Gastrointestinal parasites are not only primary disease agents in companion animals, some are also transmissible to people.
Of all the diagnostic techniques used to detect gastrointestinal parasites, none is more accurate and reliable than centrifugal
fecal flotation when it is performed properly. I think it is safe to say that if you or the commercial laboratory you submit
samples to is not using centrifugal flotation procedures, you are probably underdiagnosing parasites.
Byron L. Blagburn, MS, PhD
FECAL FLOTATION BASICS
Fecal flotation separates parasites and objects in feces based on their differential densities. Flotation solutions are soluble
preparations of either sugar or salt in water. When sugar or salt is dissolved at increasing concentrations, the density (measured
as specific gravity) increases. When passive or tabletop flotation is used, parasite ova or cysts whose densities are less
than that of the flotation solution will overcome gravity and rise to the surface (buoyant force). Objects that are of greater

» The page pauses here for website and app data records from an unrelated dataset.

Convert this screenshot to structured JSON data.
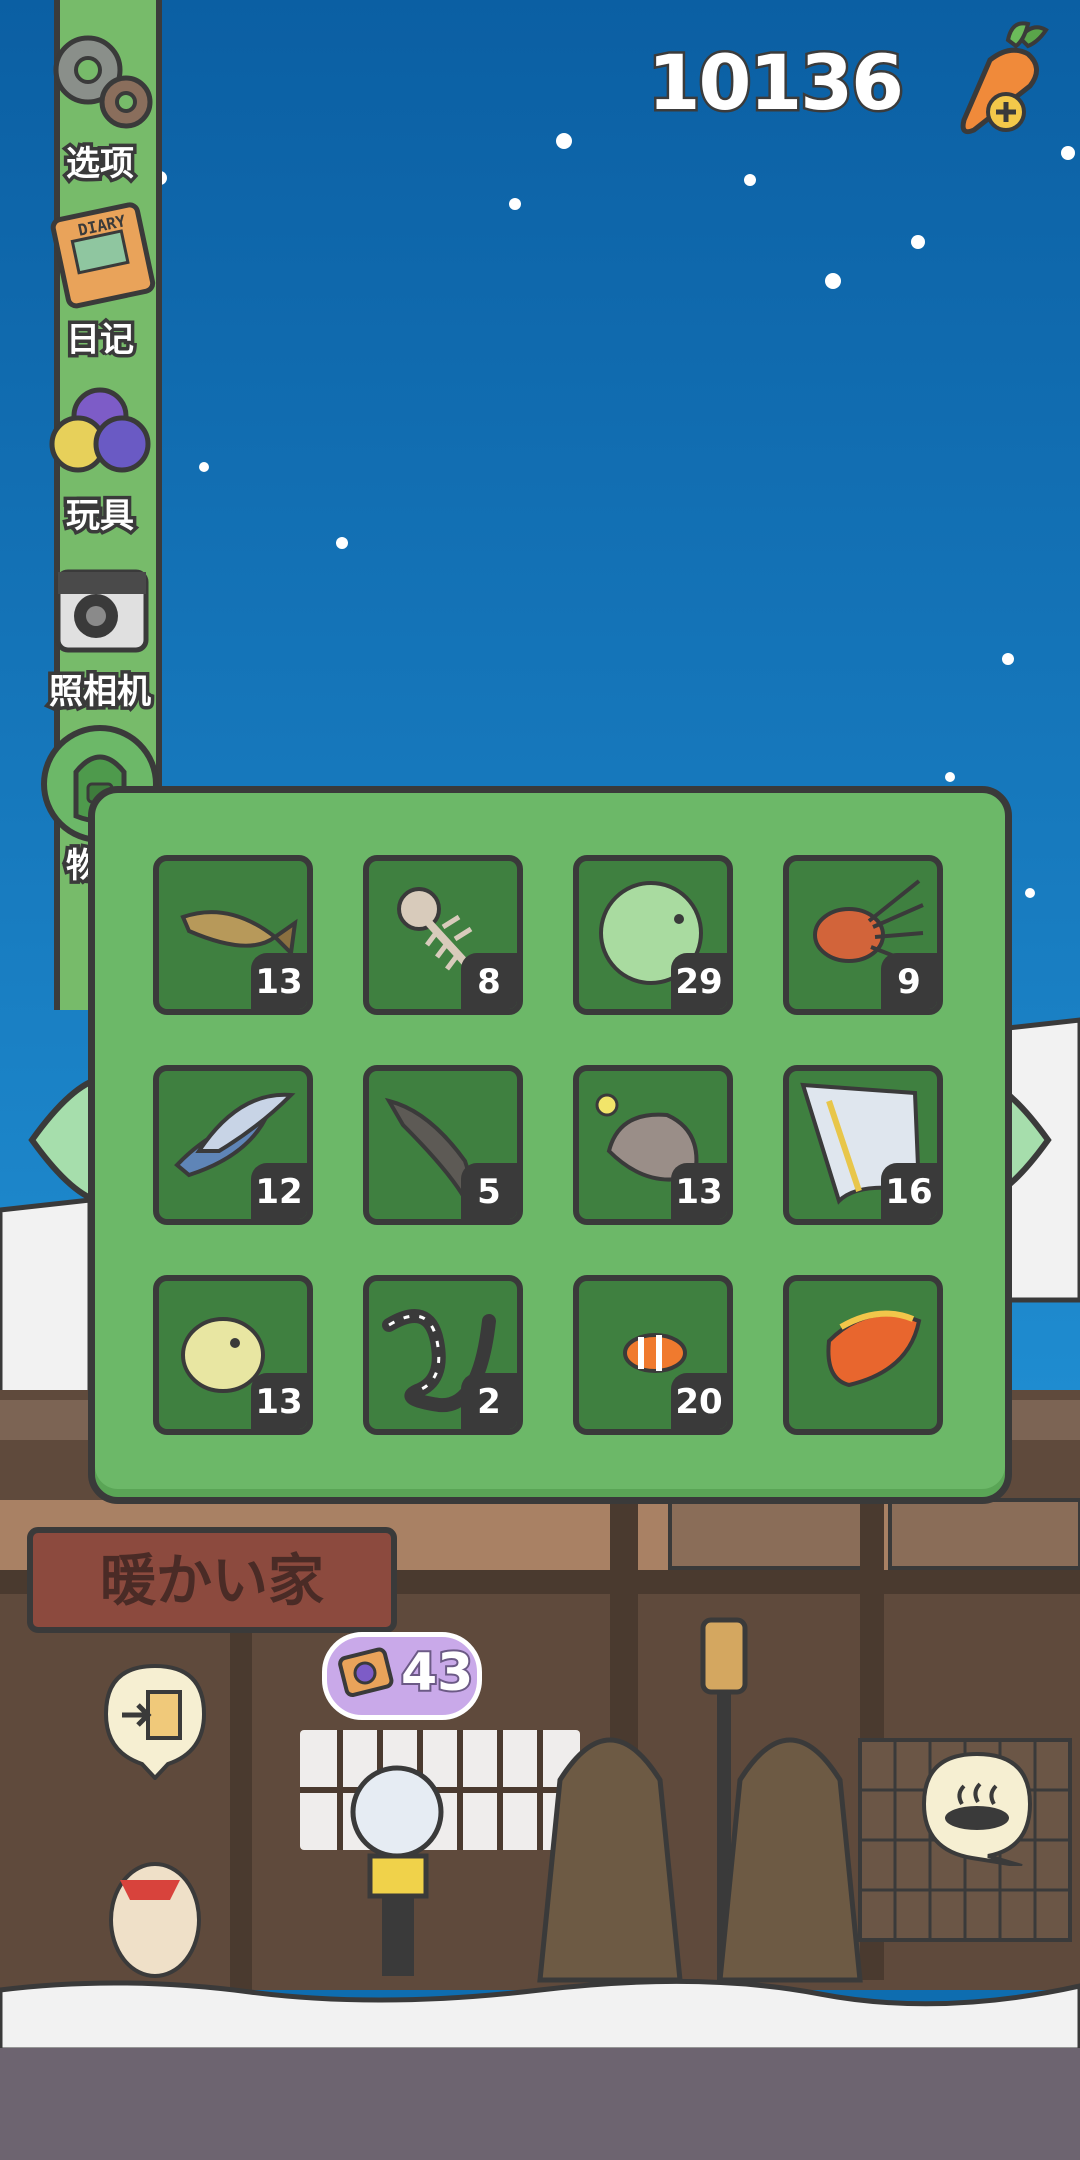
{
  "currency": {
    "amount": "10136",
    "add_icon": "carrot-plus-icon"
  },
  "sidebar": {
    "items": [
      {
        "label": "选项",
        "icon": "gears-icon"
      },
      {
        "label": "日记",
        "icon": "diary-icon",
        "icon_text": "DIARY"
      },
      {
        "label": "玩具",
        "icon": "ball-toy-icon"
      },
      {
        "label": "照相机",
        "icon": "camera-icon"
      },
      {
        "label": "物品",
        "icon": "backpack-icon",
        "selected": true
      }
    ]
  },
  "inventory": {
    "items": [
      {
        "name": "fish-item-1",
        "count": "13"
      },
      {
        "name": "fish-bone-item",
        "count": "8"
      },
      {
        "name": "green-pufferfish-item",
        "count": "29"
      },
      {
        "name": "lionfish-item",
        "count": "9"
      },
      {
        "name": "flying-fish-item",
        "count": "12"
      },
      {
        "name": "catfish-item",
        "count": "5"
      },
      {
        "name": "anglerfish-item",
        "count": "13"
      },
      {
        "name": "angelfish-item",
        "count": "16"
      },
      {
        "name": "yellow-pufferfish-item",
        "count": "13"
      },
      {
        "name": "eel-item",
        "count": "2"
      },
      {
        "name": "clownfish-item",
        "count": "20"
      },
      {
        "name": "arowana-item",
        "count": ""
      }
    ]
  },
  "scene": {
    "shop_sign": "暖かい家",
    "ticket_count": "43",
    "colors": {
      "sky": "#0e6db0",
      "panel": "#6cb868",
      "slot": "#3f8040",
      "outline": "#3a3a3a"
    }
  }
}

density than the solution will sink to the bottom. However, when flotation preparations are spun in a centrifuge, a much greater
force is placed on the heavier objects, allowing for a more rapid and efficient separation of parasites and debris.

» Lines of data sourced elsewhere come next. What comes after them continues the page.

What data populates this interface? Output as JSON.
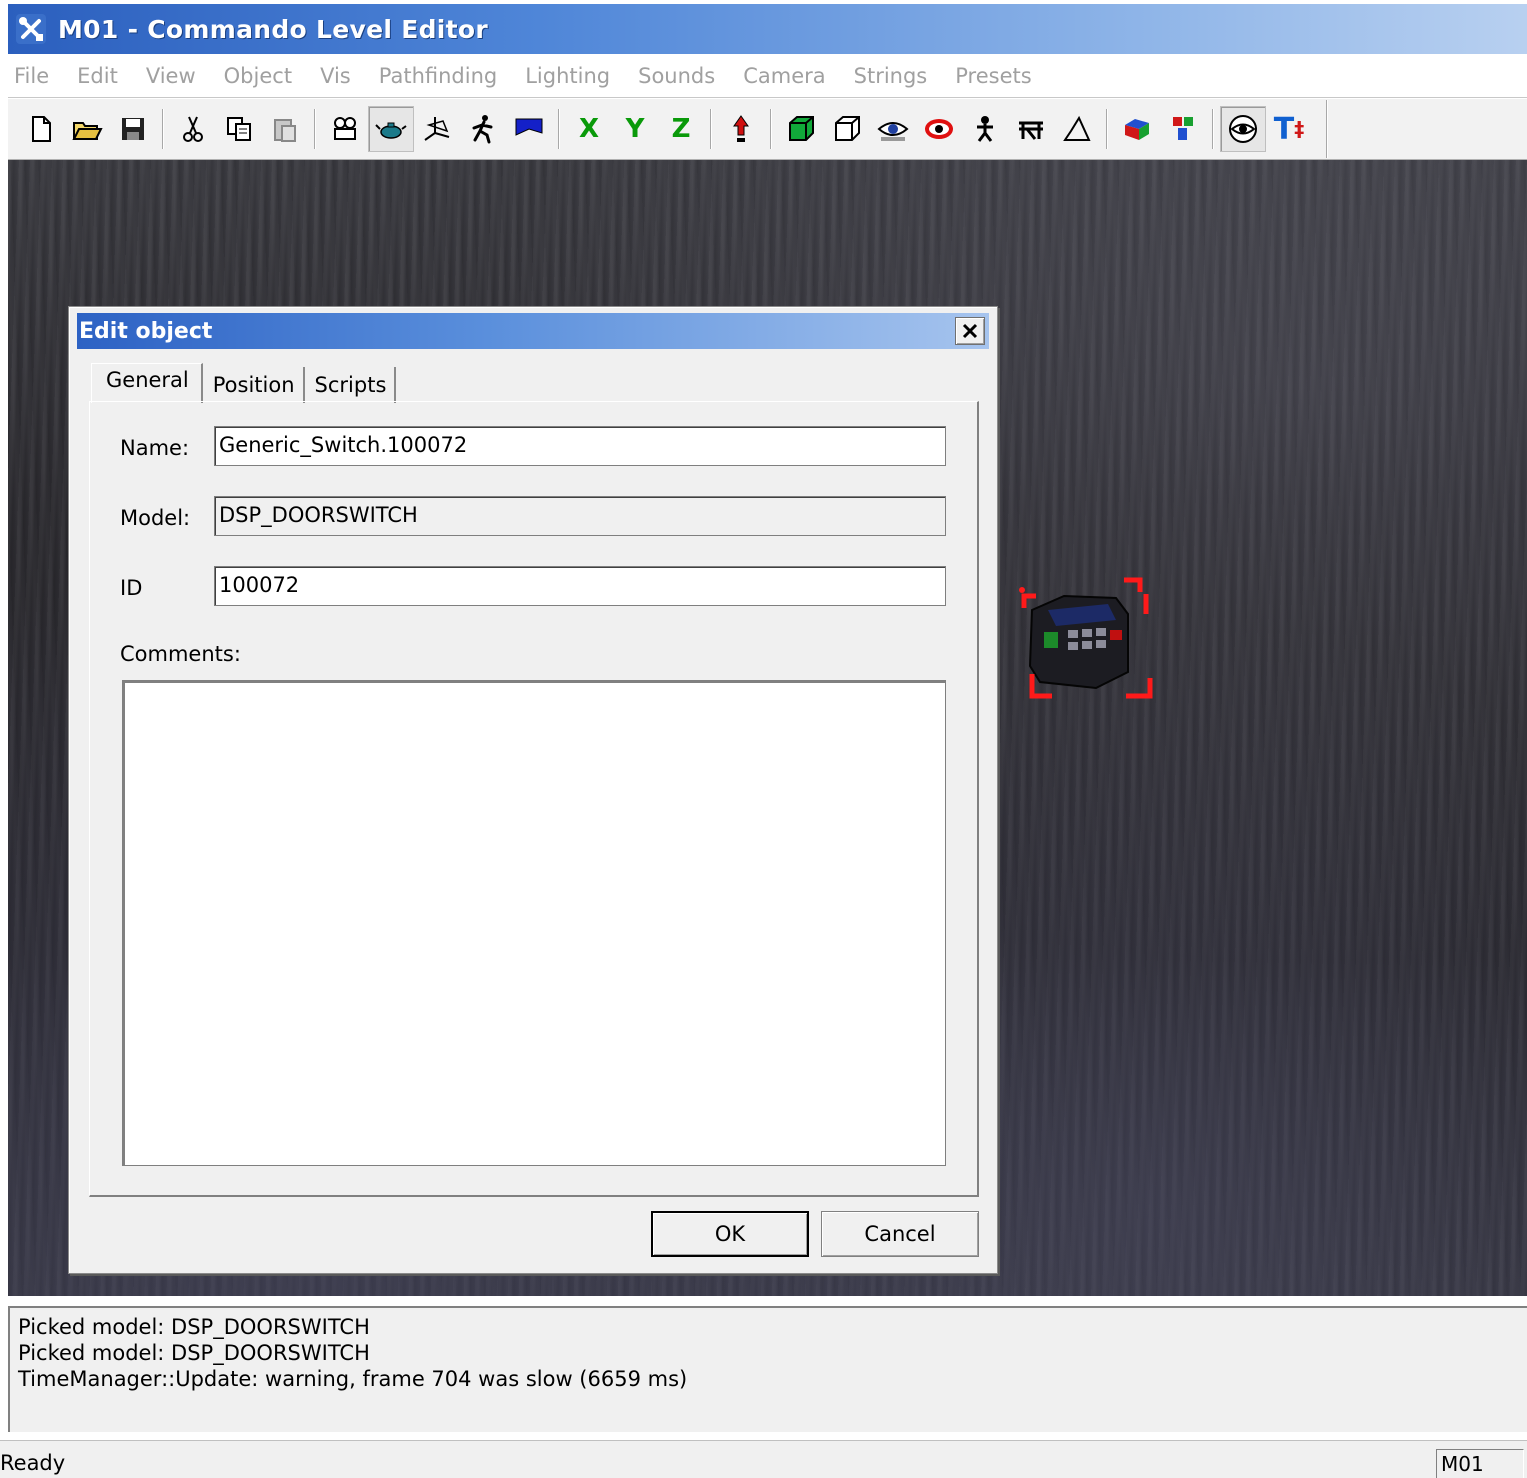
{
  "window": {
    "title": "M01  - Commando Level Editor",
    "app_icon": "tools-icon"
  },
  "menu": [
    "File",
    "Edit",
    "View",
    "Object",
    "Vis",
    "Pathfinding",
    "Lighting",
    "Sounds",
    "Camera",
    "Strings",
    "Presets"
  ],
  "toolbar": {
    "axis_x": "X",
    "axis_y": "Y",
    "axis_z": "Z",
    "text_tool": "T",
    "icons": [
      "new-file-icon",
      "open-folder-icon",
      "save-icon",
      "cut-icon",
      "copy-icon",
      "paste-icon",
      "camera-icon",
      "teapot-icon",
      "axes-icon",
      "walk-icon",
      "flag-icon",
      "lock-x-icon",
      "lock-y-icon",
      "lock-z-icon",
      "drop-icon",
      "solid-cube-icon",
      "wire-cube-icon",
      "eye-icon",
      "red-eye-icon",
      "person-icon",
      "bench-icon",
      "shape-icon",
      "color-cube-icon",
      "blocks-icon",
      "visibility-icon",
      "text-icon"
    ]
  },
  "dialog": {
    "title": "Edit object",
    "tabs": [
      "General",
      "Position",
      "Scripts"
    ],
    "active_tab": "General",
    "fields": {
      "name_label": "Name:",
      "name_value": "Generic_Switch.100072",
      "model_label": "Model:",
      "model_value": "DSP_DOORSWITCH",
      "id_label": "ID",
      "id_value": "100072",
      "comments_label": "Comments:",
      "comments_value": ""
    },
    "buttons": {
      "ok": "OK",
      "cancel": "Cancel"
    }
  },
  "log": [
    "Picked model: DSP_DOORSWITCH",
    "Picked model: DSP_DOORSWITCH",
    "TimeManager::Update: warning, frame 704 was slow (6659 ms)"
  ],
  "status": {
    "text": "Ready",
    "level": "M01"
  },
  "colors": {
    "titlebar": "#2b5fbe",
    "selection": "#ff1a1a",
    "axis_lock": "#0a9a0a"
  }
}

WHAT YOU'LL NEED
For effective centrifugal flotation, you need at least 1 g of formed feces, which is a cube that is 1/2 in on each side, or
2 g of soft feces. Use a flotation solution with a density (specific gravity) between 1.18 and 1.27. Veterinary practices
often choose sodium nitrate (specific gravity 1.18 to 1.20) because it is easily obtained commercially. Many parasitology
laboratories prefer to use a sucrose solution prepared at a specific gravity of 1.27. You can obtain sucrose flotation solution
in 500-ml and 1-gal containers from Jorgensen Laboratories (Sheather's sugar flotation solution).
As for the centrifuge, use one with either a swinging bucket or fixed-angle rotor.
To use a swinging bucket centrifuge, mix the feces and flotation solution in centrifuge tubes, and place the tubes in opposing
buckets in the rotor. Carefully add flotation solution to the tubes to create a reverse meniscus. Then gently apply a coverslip
to each tube by first contacting one side of the tube and then slowly lowering the coverslip, reducing the angle over the
meniscus. Next, gradually increase the rotor's speed to a maximum of 800 rpm. To do this, the centrifuge must have a dial,
knob, or digital entry button that allows incremental increases in speed. In my experience, the sucrose solution retains the
coverslip on the tube better than less viscous solutions such as sodium nitrate will. Spin the sample for 10 minutes, and
allow the machine to stop without touching the rotor. Remove the coverslip, place it on a slide, and scan it for parasites.